Announcing Stack Overflow Documentation

We started with Q&A. Technical documentation is next, and we need your help.

Whether you're a beginner or an experienced developer, you can contribute.

Sign up and start helping → Learn more about Documentation →

One of the more impressive iOS app that I've come across is Jetsetter's due to its great design, incredible interface, and creative uses of animation. One of my favorite components of the app is the teaser photo interface they have for the hotels/venues. They provide a minimized photo slideshow, but if you want the full view you can click it and it expands to expose a larger version of the image. You can see a blurry video of this in action here.

I'm interested in recreating something similar. I'm well aware of the paged galleries like MHPagingScrollview (which is how the larger photo viewer functions), yet what I'm trying to figure out is the proper way to handle the transition. I've also seen libraries that handle the Ken Burns effect for images. However what is not clear is whether or not there are separate view controllers.

Is this a transition between two separate view controllers? Or would the minimized and maximized photo viewer be part of the same controller? How would you most efficiently replicate something similar? I've embedded a screen shot below to illustrate the before and after. The video linked above however most effectively illustrates this transition.

enter image description here

share|improve this question
up vote 11 down vote accepted
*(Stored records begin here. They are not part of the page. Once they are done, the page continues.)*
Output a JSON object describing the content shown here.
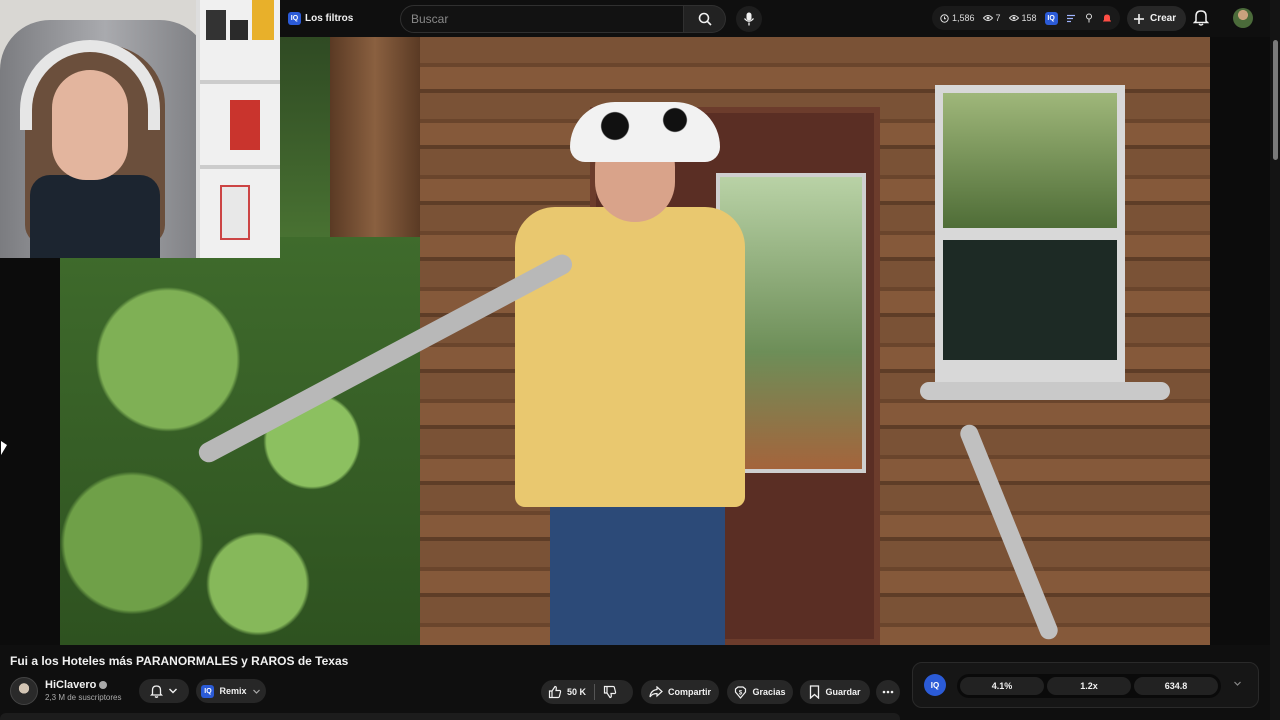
{
  "masthead": {
    "filters_label": "Los filtros",
    "iq_badge": "IQ",
    "search_placeholder": "Buscar",
    "stats": {
      "time_count": "1,586",
      "view_count_a": "7",
      "view_count_b": "158"
    },
    "create_label": "Crear"
  },
  "video": {
    "title": "Fui a los Hoteles más PARANORMALES y RAROS de Texas"
  },
  "channel": {
    "name": "HiClavero",
    "subscribers": "2,3 M de suscriptores"
  },
  "actions": {
    "remix_label": "Remix",
    "like_count": "50 K",
    "share_label": "Compartir",
    "thanks_label": "Gracias",
    "save_label": "Guardar"
  },
  "iq_panel": {
    "badge": "IQ",
    "metrics": [
      "4.1%",
      "1.2x",
      "634.8"
    ]
  },
  "colors": {
    "background": "#0f0f0f",
    "pill": "#272727",
    "accent": "#2b5bd7",
    "notif_red": "#ff4e45"
  }
}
Mobile engineer from Jetsetter here. They are two separate controllers, but the transition animation occurs in the first. Here's the flow:

  1. A user taps the smaller photo.
  2. A transition view containing the full size image is placed directly on top of the smaller image.
  3. The transition view animates to the bounds of the screen.
  4. The photo viewer controller is presented as a modal without animation, completing the effect in one seamless animation.

The effect is reversed when the modal controller is dismissed.

The trick lies in your transition view. We created a UIView subclass (with clipsToBounds enabled) that contains an imageView. The bounds of the transition view expands to reveal the imageView, resulting in no distortion of the final image during the animation.

share|improve this answer

Your Answer


By posting your answer, you agree to the privacy policy and terms of service.

Not the answer you're looking for? Browse other questions tagged or ask your own question.